Zone One Tondo (ZOTO)
Context: Despite strong economic growth of 6.6% in 2013, poverty incidence in the Philippines remains unchanged with 28% of the population living below the poverty line, showing almost 3 out of ten Filipinos survive on PhP46 (US$1.12) per person per day.
Unemployment rate rose to 27.5%, or an estimated 12.1 million individuals, and across age, joblessness remains highest among young people, ages 18-24 at 52.3%.
One in four residents of Metro Manila lives in informal settlements, under bridges, along rivers and railways, along the streets or highways, or areas affected by government infrastructure projects. All informal settlers face eviction from their homes, and the government admits that the current and projected shelter programs are inadequate to effectively address the challenge of providing housing to such dwellers.
In recent years, disasters and natural calamities have become more frequent, and economic losses due to the typhoons and flooding have become more severe.
Organization: Zone One Tondo Organization (ZOTO), also known as Samahan ng Mamamayan-ZOTO is a federation of urban poor community groups based in relocation sites and areas for demolition. Established in October 20, 1970, ZOTO is the oldest urban poor organization in the Philippines. Its goals include: 1) organize and strengthen the citizenry in the 28 urban poor communities; 2) raise awareness on gender equality ; 3) conduct continuing education and training of leaders and members of the community and the organization; and 4) improve the economic condition of its members and ultimately of all citizens.
Its programs include Children and Young People’s Programs; Disaster Risk Reduction Program; Gender Equality Program; Integrated Primary Health and Reproductive Health Program; Sustainability; and Training and Organization Programs. urned trafficked children can attend school. These actions help communities to reject the sale and exploitation of children.
Current Grant: EMpower’s 5th grant to ZOTO provides leadership training to community youth to equip them to 1) be armed as disaster risk reduction coordinators who can be quickly mobilized to assist their communities during typhoon season or in the event of other disasters and 2) lead efforts to claim rights such as education, health care, and social protection.
• 50 new youth and 30 youth from the previous grant cycle from 5 communities are trained in leadership and project management;
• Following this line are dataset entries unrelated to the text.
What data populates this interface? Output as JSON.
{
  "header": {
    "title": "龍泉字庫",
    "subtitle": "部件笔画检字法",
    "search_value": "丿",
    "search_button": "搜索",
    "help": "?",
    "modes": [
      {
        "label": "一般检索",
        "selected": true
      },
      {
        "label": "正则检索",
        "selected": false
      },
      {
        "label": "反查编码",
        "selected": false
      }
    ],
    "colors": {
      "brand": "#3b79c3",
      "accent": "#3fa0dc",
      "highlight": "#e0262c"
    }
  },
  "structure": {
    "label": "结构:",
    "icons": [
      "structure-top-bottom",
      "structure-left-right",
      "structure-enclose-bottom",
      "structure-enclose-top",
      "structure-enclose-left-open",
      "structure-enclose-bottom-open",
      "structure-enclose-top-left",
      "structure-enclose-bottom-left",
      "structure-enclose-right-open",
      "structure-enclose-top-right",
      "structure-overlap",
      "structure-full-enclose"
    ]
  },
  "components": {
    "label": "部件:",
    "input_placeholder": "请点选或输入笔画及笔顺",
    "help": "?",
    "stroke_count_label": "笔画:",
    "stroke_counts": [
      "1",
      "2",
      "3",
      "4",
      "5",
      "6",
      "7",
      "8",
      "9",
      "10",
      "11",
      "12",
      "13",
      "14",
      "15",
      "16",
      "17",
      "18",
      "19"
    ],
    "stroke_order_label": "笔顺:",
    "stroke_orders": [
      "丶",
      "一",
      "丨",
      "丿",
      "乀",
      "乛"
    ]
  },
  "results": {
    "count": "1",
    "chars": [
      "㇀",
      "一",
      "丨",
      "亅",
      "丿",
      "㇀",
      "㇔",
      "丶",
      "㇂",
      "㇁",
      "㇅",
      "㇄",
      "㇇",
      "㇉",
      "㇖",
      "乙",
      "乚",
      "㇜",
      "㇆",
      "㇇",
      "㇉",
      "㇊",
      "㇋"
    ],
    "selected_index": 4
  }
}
• 100 new youth are trained as speakers on topics such as Disaster Risk Reduction Management (DRRM), Women’s Rights, Reproductive Health and Violence Against Women;
• 6,000 additional youth are informed and mobilized by the youth leaders on the aforementioned topics.